Our decision on this issue should not be construed in any way to speak to the manner in which Tullar and Sweet & Sassy conducted business.   It is obvious from a cursory reading of the evidence herein, that their business practices were abhorrent at best.   Nevertheless, if a plaintiff's cause of action is one for which punitive damages is not an available remedy, it does not matter how the defendant may have acted.   It is within the province of the legislature, and not this Court, to specify the statutory remedy.   And regardless of how appropriate the defendants' conduct might be for a punitive damages award, such is simply not available.

 Finally, Sweet & Sassy and Tullar argue on cross-appeal that the trial court erred in awarding 12 % interest to Jackson from the date of the jury verdict rather than from the date judgment was entered.   We agree.
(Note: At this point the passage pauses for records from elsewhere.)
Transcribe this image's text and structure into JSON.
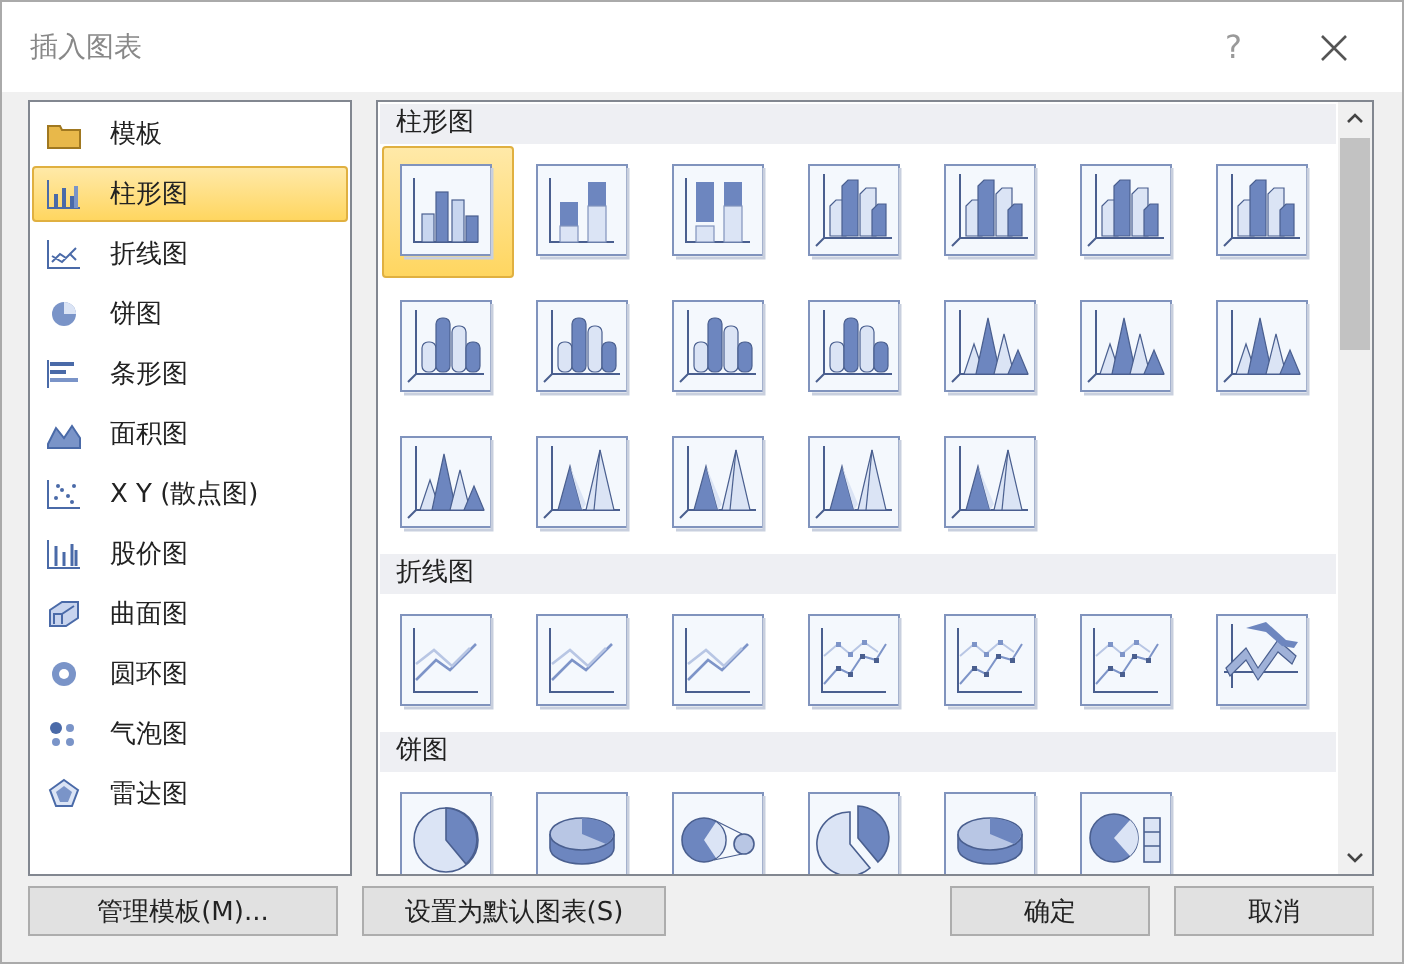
{
  "window": {
    "title": "插入图表",
    "help": "?"
  },
  "sidebar": {
    "items": [
      {
        "label": "模板",
        "kind": "folder",
        "selected": false
      },
      {
        "label": "柱形图",
        "kind": "column",
        "selected": true
      },
      {
        "label": "折线图",
        "kind": "line",
        "selected": false
      },
      {
        "label": "饼图",
        "kind": "pie",
        "selected": false
      },
      {
        "label": "条形图",
        "kind": "bar",
        "selected": false
      },
      {
        "label": "面积图",
        "kind": "area",
        "selected": false
      },
      {
        "label": "X Y (散点图)",
        "kind": "scatter",
        "selected": false
      },
      {
        "label": "股价图",
        "kind": "stock",
        "selected": false
      },
      {
        "label": "曲面图",
        "kind": "surface",
        "selected": false
      },
      {
        "label": "圆环图",
        "kind": "doughnut",
        "selected": false
      },
      {
        "label": "气泡图",
        "kind": "bubble",
        "selected": false
      },
      {
        "label": "雷达图",
        "kind": "radar",
        "selected": false
      }
    ]
  },
  "gallery": {
    "sections": [
      {
        "title": "柱形图",
        "items": [
          {
            "kind": "column",
            "selected": true
          },
          {
            "kind": "stacked",
            "selected": false
          },
          {
            "kind": "stacked100",
            "selected": false
          },
          {
            "kind": "column3d",
            "selected": false
          },
          {
            "kind": "stacked3d",
            "selected": false
          },
          {
            "kind": "stacked3d",
            "selected": false
          },
          {
            "kind": "column3d",
            "selected": false
          },
          {
            "kind": "cylinder",
            "selected": false
          },
          {
            "kind": "cylinder",
            "selected": false
          },
          {
            "kind": "cylinder",
            "selected": false
          },
          {
            "kind": "cylinder",
            "selected": false
          },
          {
            "kind": "cone",
            "selected": false
          },
          {
            "kind": "cone",
            "selected": false
          },
          {
            "kind": "cone",
            "selected": false
          },
          {
            "kind": "cone",
            "selected": false
          },
          {
            "kind": "pyramid",
            "selected": false
          },
          {
            "kind": "pyramid",
            "selected": false
          },
          {
            "kind": "pyramid",
            "selected": false
          },
          {
            "kind": "pyramid",
            "selected": false
          }
        ]
      },
      {
        "title": "折线图",
        "items": [
          {
            "kind": "line",
            "selected": false
          },
          {
            "kind": "line",
            "selected": false
          },
          {
            "kind": "line",
            "selected": false
          },
          {
            "kind": "line-markers",
            "selected": false
          },
          {
            "kind": "line-markers",
            "selected": false
          },
          {
            "kind": "line-markers",
            "selected": false
          },
          {
            "kind": "line3d",
            "selected": false
          }
        ]
      },
      {
        "title": "饼图",
        "items": [
          {
            "kind": "pie",
            "selected": false
          },
          {
            "kind": "pie3d",
            "selected": false
          },
          {
            "kind": "pie-of-pie",
            "selected": false
          },
          {
            "kind": "pie-exploded",
            "selected": false
          },
          {
            "kind": "pie3d",
            "selected": false
          },
          {
            "kind": "bar-of-pie",
            "selected": false
          }
        ]
      }
    ]
  },
  "buttons": {
    "left": [
      "管理模板(M)...",
      "设置为默认图表(S)"
    ],
    "right": [
      "确定",
      "取消"
    ]
  }
}
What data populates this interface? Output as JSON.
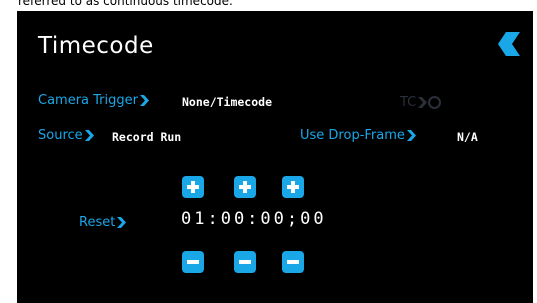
{
  "caption": "referred to as continuous timecode.",
  "title": "Timecode",
  "icons": {
    "back": "back-arrow-icon",
    "chevron": "chevron-right-icon",
    "plus": "plus-icon",
    "minus": "minus-icon"
  },
  "colors": {
    "accent": "#1aa7e8",
    "background": "#000000",
    "text": "#ffffff",
    "disabled": "#2a2f3a"
  },
  "camera_trigger": {
    "label": "Camera Trigger",
    "value": "None/Timecode"
  },
  "tc_indicator": {
    "label": "TC"
  },
  "source": {
    "label": "Source",
    "value": "Record Run"
  },
  "drop_frame": {
    "label": "Use Drop-Frame",
    "value": "N/A"
  },
  "reset": {
    "label": "Reset"
  },
  "timecode": {
    "value": "01:00:00;00"
  }
}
Pursuant to KRS 360.040, the statutory rate of interest begins to run from the date of entry of the judgment.   Jackson contends that once the verdict was returned, her claims were liquidated and easily identifiable.   However, damages that were established by proof offered during the trial are unliquidated and not subject to prejudgment interest.   See Atlantic Painting & Contracting Inc. v. Nashville Bridge Company, 670 S.W.2d 841, 847 (Ky.1984).   See also BLACK'S LAW DICTIONARY (7th Ed.1999) (“Unliquidated Damages” are “Damages that have been established by a verdict or award but cannot be determined by a fixed formula, so they are left to the discretion of the judge or jury.”).   Thus, on remand, the trial court shall award interest on the compensatory damages in accordance with KRS 360.040, from the date of entry of the new judgment.4

Accordingly, the judgment of the McCracken Circuit Court is affirmed as to the amount of compensatory damages and reversed as to the punitive damage award.   Further, this matter is remanded for a new trial on the issue of apportionment of damages between the parties.

FOOTNOTES

2.   Jackson's claims against her insurer were later bifurcated and held in abeyance.

3.   The Big Kahuna sought dismissal from the appeal on the grounds that it had settled with Jackson prior to trial and thus was not involved in the pre-trial or trial rulings at issue in this appeal.   Its motion was denied by order of this Court dated August 8, 2005.

4.   While we find no error in the amount of compensatory damages, the jury must resolve the issue of apportionment before any defendant is responsible for payment of its percentage of the award.   Thus, interest can only be awarded from the date of the new judgment rather than the original judgment.

DIXON, Judge.

ALL CONCUR.